An Oral History of Pandemic Life Told by Black Essential Workers
From grocery store clerks to mental health counselors to mail carriers, Black essential workers describe living during the pandemic
This story is part of “Six Months In,” a special weeklong Elemental series reflecting on where we’ve been, what we’ve learned, and what the future holds for the Covid-19 pandemic.
After working a long day, loading trucks at an HVAC company in East Point, Georgia, J. Waters quickly peruses her local grocery store’s shelves for food and cleaning supplies. In her area, the poverty rate is over 20%. Health conditions are highly prevalent. Hospitalizations are up. As Covid-19 consumes the public consciousness, so do the nearby killings of Ahmaud Arbery and Rayshard Brooks.
The global pandemic is creating a devastating pattern of Covid-19 cases in communities of color. Once referred to as “the Great Equalizer,” data has shown that the virus’s reach is not isolated from social and economic inequalities. Across age groups, Black Americans are almost three times as likely to get sick, and twice as likely to die, from Covid-19 compared to white Americans. Against the backdrop of a national reckoning with police brutality, the systemic racism embedded within society has proven to be another pandemic within itself.
These racial health disparities are the result of structural injustices. Black Americans have high rates of underlying health conditions, including those like diabetes and heart disease, that are risk factors for severe cases of Covid-19. These disparities are inextricably linked to racist practices, like redlining, that have left Black people more prone to overcrowded living situations, air pollution, and food deserts. Black Americans are also less likely to have access to equitable health care or to have their health concerns taken seriously by providers.
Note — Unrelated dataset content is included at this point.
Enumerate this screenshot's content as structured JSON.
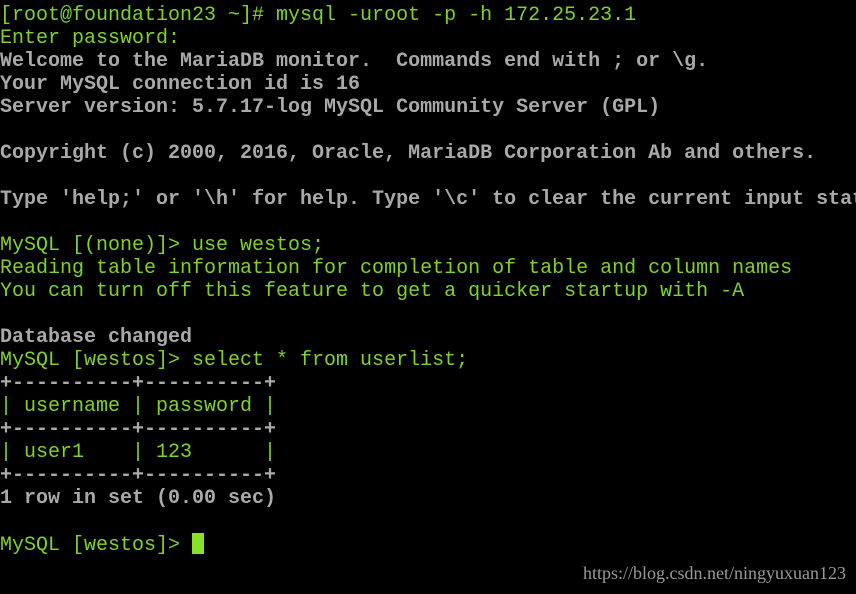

Black workers are far more likely to be in job industries deemed “essential” — forcing them to put their health, and that of their families, at risk to make a living.